I led the United Kingdom’s Government Procurement Ser- vice (GPS), the U.K. equivalent to the U.S. General Services Administration, during the world financial crisis and the con- sequent recession and budget constraints. GPS was under pressure to deliver significant savings, improve efficiency and get more output and value from the government’s spending on common goods and services. That period’s year-on-year reductions in the number of civil servants and budget cuts were compounded by challeng- ing socioeconomic conditions, such as a growing demand for health care, an aging popula- tion and an increased need for housing and social services. We needed big savings in the short term, and we needed to set the stage for long-term procurement transformation to achieve greater efficiency and better outcomes further on. We began by identifying opportunities to aggregate and centrally coordinate procure- ment, much as Office of Federal Procurement Policy Admin- istrator Anne Rung and GSA’s Federal Acquisition Service are doing to encourage the U.S. government to “buy as one” under category management. At the heart of the U.K. effort was an analysis of spending, which we used to help us make the best operational decisions.

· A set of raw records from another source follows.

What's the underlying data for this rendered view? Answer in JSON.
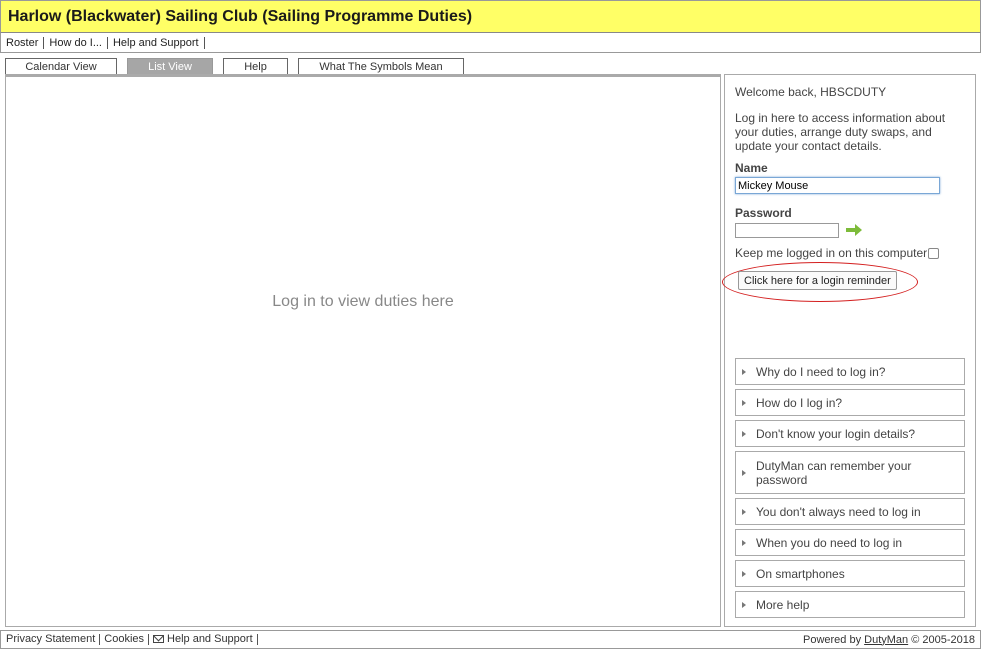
{
  "header": {
    "title": "Harlow (Blackwater) Sailing Club (Sailing Programme Duties)"
  },
  "topnav": {
    "items": [
      "Roster",
      "How do I...",
      "Help and Support"
    ]
  },
  "tabs": [
    {
      "label": "Calendar View"
    },
    {
      "label": "List View"
    },
    {
      "label": "Help"
    },
    {
      "label": "What The Symbols Mean"
    }
  ],
  "main": {
    "placeholder": "Log in to view duties here"
  },
  "login": {
    "welcome": "Welcome back, HBSCDUTY",
    "intro": "Log in here to access information about your duties, arrange duty swaps, and update your contact details.",
    "name_label": "Name",
    "name_value": "Mickey Mouse",
    "password_label": "Password",
    "password_value": "",
    "keep_logged_in": "Keep me logged in on this computer",
    "reminder_button": "Click here for a login reminder"
  },
  "faq": [
    "Why do I need to log in?",
    "How do I log in?",
    "Don't know your login details?",
    "DutyMan can remember your password",
    "You don't always need to log in",
    "When you do need to log in",
    "On smartphones",
    "More help"
  ],
  "footer": {
    "links": [
      "Privacy Statement",
      "Cookies",
      "Help and Support"
    ],
    "powered_prefix": "Powered by",
    "powered_link": "DutyMan",
    "copyright": "© 2005-2018"
  }
}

We also used it to develop strategic plans in key spending categories for leveraging government demand and interacting more effectively with suppliers. The analytics provided the launching pad for a procurement transformation that saved millions of U.K. pounds and made those funds available to agencies for mission accomplishment. At base, we determined how much we were spending with which companies, on which contracts, in which depart- ments, for what and in which categories so we could begin to get our spending under management, aggregate it where appropriate and leverage it for better outcomes, prices, terms, conditions, quality and performance. Although that seems intuitive and not a very impressive undertaking, it was the first time the U.K. had attempted to fully understand the size and nature of its procurement spending. Until 2010, when we were able to calculate that cen- tral agencies (including local governments and the National Health Service) bought goods and services totaling about $340 billion in U.S. dollars, we had never produced a fully accurate and reliable total for the government’s third-party spending. Trends vs. detail Since I have been in the United States, I’ve discovered that U.S. agencies often lack spending data, too. Without it, many rely on the Federal Procurement Data System, which wasn’t built for the job. FPDS contains data on contract obligations, not actual outlays. Obligations occur when agencies legally commit to spend money via contracts, purchase orders, hiring and the like. But how much and what is actually supplied often change after the obligations are made and before purchases are final. FPDS doesn’t record those changes. FPDS cannot provide agencies with a full range of critical information, such as exactly what they are spending, their top suppliers, their unit pricing for goods or services within To buy better, government must know what it spends BY DAVID SHIELDS Agencies can put more money toward their missions by analyzing accounts-payable data. The former leader of the U.K.’s Government Procurement Service explains how. Our lessons have been hard-won, but they have saved hundreds of millions of pounds that were used to deliver better outcomes for citizens. AcquisitionMatters May 15, 2016 FCW.COM 27 0515fcw_027-028.indd 27 4/15/16 12:41 PM
April 30, 2016
May 30, 2016